Data about app and page elements

____

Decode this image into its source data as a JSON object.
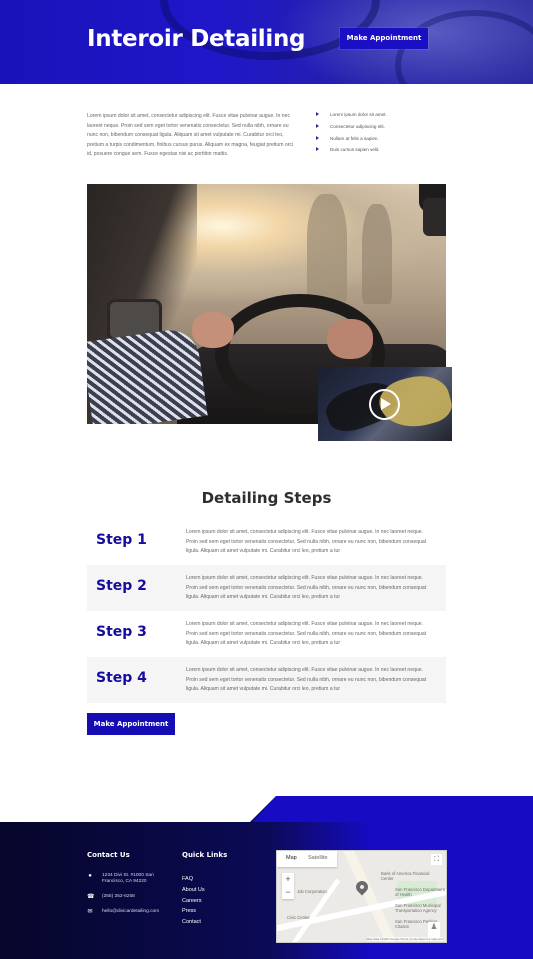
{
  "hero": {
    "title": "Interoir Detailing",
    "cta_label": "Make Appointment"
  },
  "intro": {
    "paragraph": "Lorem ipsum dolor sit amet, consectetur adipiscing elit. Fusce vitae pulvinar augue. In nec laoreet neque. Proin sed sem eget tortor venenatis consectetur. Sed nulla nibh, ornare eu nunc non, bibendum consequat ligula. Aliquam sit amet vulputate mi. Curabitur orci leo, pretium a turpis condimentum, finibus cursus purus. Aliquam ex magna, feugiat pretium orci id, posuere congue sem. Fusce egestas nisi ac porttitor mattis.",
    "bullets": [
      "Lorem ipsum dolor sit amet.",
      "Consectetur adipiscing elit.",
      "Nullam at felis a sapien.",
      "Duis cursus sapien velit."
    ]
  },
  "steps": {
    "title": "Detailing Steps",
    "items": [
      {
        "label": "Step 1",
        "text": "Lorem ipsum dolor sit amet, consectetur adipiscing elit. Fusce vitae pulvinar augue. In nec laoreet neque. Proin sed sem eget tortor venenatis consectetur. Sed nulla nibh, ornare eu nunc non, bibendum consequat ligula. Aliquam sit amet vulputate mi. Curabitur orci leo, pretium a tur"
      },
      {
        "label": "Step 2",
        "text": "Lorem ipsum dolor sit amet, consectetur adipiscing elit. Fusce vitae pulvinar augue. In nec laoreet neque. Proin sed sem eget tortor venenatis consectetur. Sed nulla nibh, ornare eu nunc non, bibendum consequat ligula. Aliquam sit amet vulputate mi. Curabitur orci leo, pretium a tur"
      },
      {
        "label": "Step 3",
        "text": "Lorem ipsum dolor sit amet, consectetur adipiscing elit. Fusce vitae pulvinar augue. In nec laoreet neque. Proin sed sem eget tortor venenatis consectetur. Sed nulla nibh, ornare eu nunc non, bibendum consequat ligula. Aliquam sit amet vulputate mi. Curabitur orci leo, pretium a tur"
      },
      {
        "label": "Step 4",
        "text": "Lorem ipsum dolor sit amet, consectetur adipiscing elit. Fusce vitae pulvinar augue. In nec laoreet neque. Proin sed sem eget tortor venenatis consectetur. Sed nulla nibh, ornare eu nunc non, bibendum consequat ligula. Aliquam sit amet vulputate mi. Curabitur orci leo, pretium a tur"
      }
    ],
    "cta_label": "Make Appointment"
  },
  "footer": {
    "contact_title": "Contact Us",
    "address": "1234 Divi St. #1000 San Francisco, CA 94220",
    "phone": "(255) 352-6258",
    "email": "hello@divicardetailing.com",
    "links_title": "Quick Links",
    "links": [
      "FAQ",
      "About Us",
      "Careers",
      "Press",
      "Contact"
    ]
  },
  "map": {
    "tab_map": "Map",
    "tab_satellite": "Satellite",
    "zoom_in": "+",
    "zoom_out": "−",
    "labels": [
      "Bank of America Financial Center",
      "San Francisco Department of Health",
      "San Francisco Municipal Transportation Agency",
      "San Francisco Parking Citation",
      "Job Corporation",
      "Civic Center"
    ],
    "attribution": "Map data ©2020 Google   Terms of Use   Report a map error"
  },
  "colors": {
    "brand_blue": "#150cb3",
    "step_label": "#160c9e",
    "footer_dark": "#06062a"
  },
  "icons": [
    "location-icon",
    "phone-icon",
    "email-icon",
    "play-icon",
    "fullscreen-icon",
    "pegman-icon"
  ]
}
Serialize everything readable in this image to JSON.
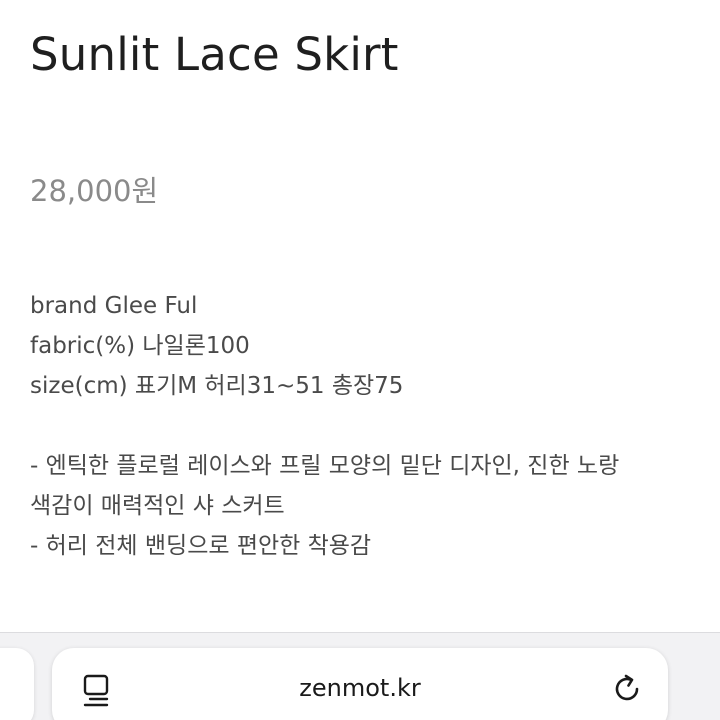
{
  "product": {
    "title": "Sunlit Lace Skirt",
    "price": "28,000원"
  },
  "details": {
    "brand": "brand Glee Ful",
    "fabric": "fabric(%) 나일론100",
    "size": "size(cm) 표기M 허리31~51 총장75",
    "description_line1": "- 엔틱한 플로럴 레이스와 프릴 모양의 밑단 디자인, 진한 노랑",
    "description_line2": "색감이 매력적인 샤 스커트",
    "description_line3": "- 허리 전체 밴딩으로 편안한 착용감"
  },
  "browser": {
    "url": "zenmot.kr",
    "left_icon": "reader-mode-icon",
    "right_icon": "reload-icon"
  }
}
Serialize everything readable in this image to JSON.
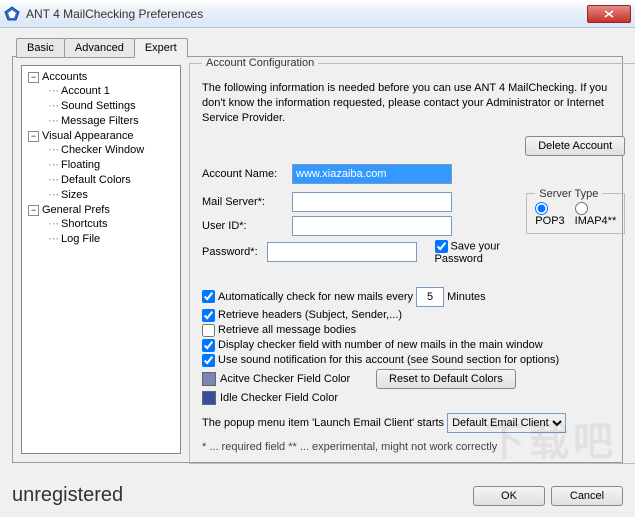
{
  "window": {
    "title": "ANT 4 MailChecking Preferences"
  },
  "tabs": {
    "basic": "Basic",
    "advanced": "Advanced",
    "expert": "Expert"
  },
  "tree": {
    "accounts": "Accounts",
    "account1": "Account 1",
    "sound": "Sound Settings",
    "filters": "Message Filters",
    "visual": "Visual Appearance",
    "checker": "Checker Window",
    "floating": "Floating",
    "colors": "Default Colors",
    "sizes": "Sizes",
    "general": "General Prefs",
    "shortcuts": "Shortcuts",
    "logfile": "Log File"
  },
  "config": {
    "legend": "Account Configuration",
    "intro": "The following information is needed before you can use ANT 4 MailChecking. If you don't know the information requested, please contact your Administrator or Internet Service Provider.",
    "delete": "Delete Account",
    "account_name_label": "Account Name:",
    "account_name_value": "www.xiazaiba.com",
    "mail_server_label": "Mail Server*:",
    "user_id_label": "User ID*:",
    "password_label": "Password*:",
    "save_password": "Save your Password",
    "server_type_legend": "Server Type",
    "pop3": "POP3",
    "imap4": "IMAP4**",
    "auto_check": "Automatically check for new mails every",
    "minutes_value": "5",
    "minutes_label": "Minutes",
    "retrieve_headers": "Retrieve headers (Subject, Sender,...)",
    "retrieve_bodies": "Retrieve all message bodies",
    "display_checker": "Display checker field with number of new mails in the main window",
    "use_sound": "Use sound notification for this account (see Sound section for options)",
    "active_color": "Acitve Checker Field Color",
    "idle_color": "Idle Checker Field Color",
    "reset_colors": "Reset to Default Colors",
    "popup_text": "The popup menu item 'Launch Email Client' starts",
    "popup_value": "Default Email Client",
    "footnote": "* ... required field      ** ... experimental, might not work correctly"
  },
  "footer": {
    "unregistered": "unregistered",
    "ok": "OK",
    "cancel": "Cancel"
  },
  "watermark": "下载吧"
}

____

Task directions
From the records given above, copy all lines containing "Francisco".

Response below
    "address": "1234 Divi St. #1000 San Francisco, CA 94220",
      "San Francisco Department of Health",
      "San Francisco Municipal Transportation Agency",
      "San Francisco Parking Citation",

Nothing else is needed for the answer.